Finland's first battery-powered ferry represents milestone towards clean shipping

Further milestone towards clean shipping: The Finnish shipping company FinFerries has opted for environmentally-friendly technology by ordering the country's first battery-powered car ferry. Siemens will provide the complete electro-technical solution for this ferry. This draft shows a part of the 1.6 kilometer long Parainen –Nauvo route, where operation will begin in summer 2017.

Rapid Charging

The batteries are charged from hydro power. This battery pack onboard, like the ones on each pier, corresponds to the effect of 1600 standard car batteries. The charging at each peer takes only ten minutes.

Managing the Energy Flow

The energy management system (EMS) is preprogrammed with curves giving engine fuel consumption under different load conditions. The EMS interfaces with sub-controllers for gensets, thrusters and remote controls to monitor and set optimal engine speed.

Integrated Control Systems

The ship's genset, switchboard, propulsion and thruster control systems are fully integrated to ensure seamless ship operation.

Charging while Waiting

The 260-kWh battery units supply electricity to the ferry while it waits. Afterward, the battery slowly recoups all of this energy from the grid until the ship comes back again to drop off passengers and recharge.

Traveling the Fjord 34 Times a Day

The fully electric ferry operates across the six kilometer long route E39, between Lavik and Oppedal, north of Bergen in Norway. It travels the fjord 34 times a day, with each trip taking around 20 minutes.

Competition for a Concession

This unique solution is a result of a competition that the Ministry of Transport and Communications and the Norwegian Public Roads Administration launched in 2010. The one succeeding to develop a solution for an electrical ferry would receive a concession for 10 years.

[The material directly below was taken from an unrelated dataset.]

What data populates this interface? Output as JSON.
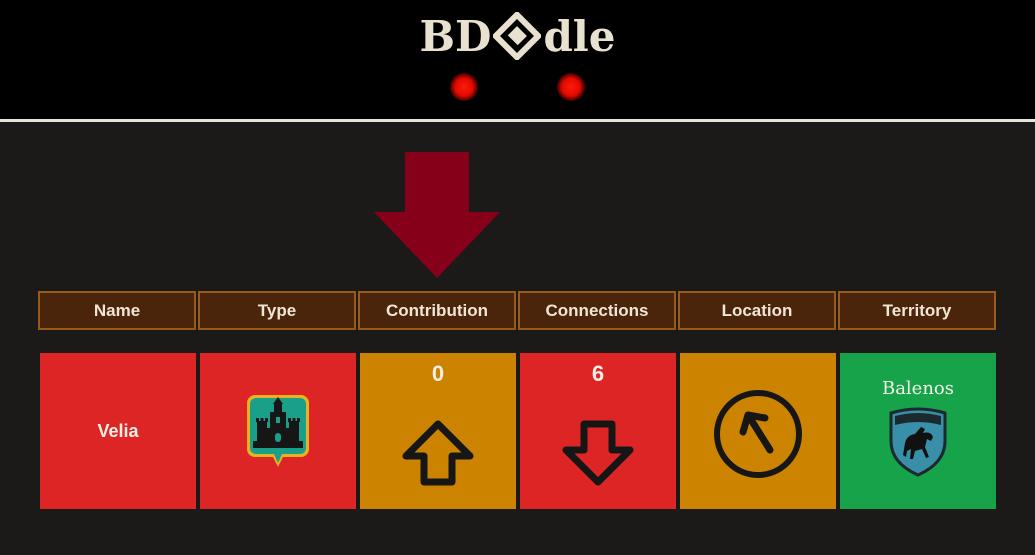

Recharging in the Harbor

Charging stations are housed in small buildings about the size of newsstands.

Silent Car Ferry

With its 80 meter length and 20 meters width, the ferry transports up to 120 cars and 360 passengers. It is made exclusively of light aluminum rather than the steel normally used in shipbuilding. This makes Ampere only half as heavy as a conventional ferry.

Saving the Power Grid

Because the power grid in Oppedal and Lavik is not dimensioned for this kind of charging system, Siemens came up with the solutions of installing three battery packs: one on board the ferry, and one on each shore side. The battery packs on shore are charged continuously and transferred to the ferry when at pier.

Charging Wires

Siemens put up charging stations with lithium-ion batteries which are charged from renewable energy, namely hydro power. With the change to battery, ship owner Norled is reducing the cost of fuel by up to 60 percent.

Ingenious Charging System

The charging system from Siemens includes a battery system, a variable frequency drive, transformers for onshore electricity and high-voltage systems, as well as software and signal system for the charging system. In addition, the compony delivered a radio link system that will steer the flow of signals between the ferry and its charging stations.

Further Information

Contact

Katharina Zoefeld

Digital Industries

+49 (89) 636-636802

Link to this page
www.siemens.com/press/e-ferry